- _TASK INPUT_:
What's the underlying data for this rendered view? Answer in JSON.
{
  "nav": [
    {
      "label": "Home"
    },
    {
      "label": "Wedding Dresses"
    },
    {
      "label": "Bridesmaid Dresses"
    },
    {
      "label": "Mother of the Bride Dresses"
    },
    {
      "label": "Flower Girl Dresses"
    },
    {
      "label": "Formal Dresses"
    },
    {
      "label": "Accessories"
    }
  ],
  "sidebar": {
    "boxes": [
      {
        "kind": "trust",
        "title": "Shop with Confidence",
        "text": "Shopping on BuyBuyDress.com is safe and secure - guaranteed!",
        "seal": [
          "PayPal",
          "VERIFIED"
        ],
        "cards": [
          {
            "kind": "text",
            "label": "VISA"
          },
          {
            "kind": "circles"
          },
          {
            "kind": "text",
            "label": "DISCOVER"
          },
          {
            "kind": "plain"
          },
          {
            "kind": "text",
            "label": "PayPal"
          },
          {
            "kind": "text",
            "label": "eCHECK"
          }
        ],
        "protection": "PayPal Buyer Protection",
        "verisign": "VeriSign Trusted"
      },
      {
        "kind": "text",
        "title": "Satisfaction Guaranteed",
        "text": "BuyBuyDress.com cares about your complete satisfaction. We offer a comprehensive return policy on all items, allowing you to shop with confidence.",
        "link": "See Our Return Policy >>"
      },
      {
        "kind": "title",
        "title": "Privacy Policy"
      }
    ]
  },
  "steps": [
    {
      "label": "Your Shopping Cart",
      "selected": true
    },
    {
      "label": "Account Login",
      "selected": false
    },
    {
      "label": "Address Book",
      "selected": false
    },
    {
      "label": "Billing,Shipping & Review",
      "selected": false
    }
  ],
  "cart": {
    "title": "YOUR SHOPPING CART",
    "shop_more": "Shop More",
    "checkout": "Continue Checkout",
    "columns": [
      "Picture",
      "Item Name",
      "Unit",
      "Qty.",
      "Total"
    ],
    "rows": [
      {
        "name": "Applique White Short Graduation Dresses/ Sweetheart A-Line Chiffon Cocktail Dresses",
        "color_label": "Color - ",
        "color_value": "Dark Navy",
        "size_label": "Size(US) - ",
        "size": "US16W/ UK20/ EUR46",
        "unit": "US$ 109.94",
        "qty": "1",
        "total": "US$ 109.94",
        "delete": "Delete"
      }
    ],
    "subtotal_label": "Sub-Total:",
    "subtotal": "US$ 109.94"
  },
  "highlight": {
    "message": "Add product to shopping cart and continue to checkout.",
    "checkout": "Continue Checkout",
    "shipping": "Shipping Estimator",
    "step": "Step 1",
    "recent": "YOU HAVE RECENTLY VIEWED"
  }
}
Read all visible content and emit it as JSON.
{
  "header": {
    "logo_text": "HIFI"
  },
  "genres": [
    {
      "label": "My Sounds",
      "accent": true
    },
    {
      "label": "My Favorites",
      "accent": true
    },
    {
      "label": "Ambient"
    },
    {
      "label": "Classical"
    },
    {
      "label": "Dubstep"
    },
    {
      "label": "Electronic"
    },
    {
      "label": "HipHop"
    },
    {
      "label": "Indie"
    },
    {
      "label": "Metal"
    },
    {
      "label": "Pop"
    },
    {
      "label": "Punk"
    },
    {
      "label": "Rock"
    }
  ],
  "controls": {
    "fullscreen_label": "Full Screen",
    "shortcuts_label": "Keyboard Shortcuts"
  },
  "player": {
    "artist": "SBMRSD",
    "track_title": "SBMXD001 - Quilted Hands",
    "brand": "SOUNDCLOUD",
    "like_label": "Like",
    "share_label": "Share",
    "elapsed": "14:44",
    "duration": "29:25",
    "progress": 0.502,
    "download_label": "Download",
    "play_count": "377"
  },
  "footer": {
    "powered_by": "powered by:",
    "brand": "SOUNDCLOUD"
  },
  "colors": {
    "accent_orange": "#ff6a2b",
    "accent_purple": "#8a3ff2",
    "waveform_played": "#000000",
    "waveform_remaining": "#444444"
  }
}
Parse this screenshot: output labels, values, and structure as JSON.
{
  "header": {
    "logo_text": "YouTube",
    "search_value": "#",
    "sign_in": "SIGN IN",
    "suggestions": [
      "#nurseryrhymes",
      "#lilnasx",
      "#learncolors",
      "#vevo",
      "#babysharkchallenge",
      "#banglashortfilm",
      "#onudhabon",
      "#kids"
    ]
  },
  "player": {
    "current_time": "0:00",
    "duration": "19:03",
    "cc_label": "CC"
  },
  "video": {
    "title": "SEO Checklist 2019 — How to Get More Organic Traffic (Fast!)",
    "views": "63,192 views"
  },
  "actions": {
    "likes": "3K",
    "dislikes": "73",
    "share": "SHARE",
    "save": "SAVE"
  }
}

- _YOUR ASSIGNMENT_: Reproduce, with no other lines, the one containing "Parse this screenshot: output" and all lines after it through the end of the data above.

- _ANSWER TO THE PROBLEM_:
Parse this screenshot: output labels, values, and structure as JSON.
{
  "header": {
    "logo_text": "YouTube",
    "search_value": "#",
    "sign_in": "SIGN IN",
    "suggestions": [
      "#nurseryrhymes",
      "#lilnasx",
      "#learncolors",
      "#vevo",
      "#babysharkchallenge",
      "#banglashortfilm",
      "#onudhabon",
      "#kids"
    ]
  },
  "player": {
    "current_time": "0:00",
    "duration": "19:03",
    "cc_label": "CC"
  },
  "video": {
    "title": "SEO Checklist 2019 — How to Get More Organic Traffic (Fast!)",
    "views": "63,192 views"
  },
  "actions": {
    "likes": "3K",
    "dislikes": "73",
    "share": "SHARE",
    "save": "SAVE"
  }
}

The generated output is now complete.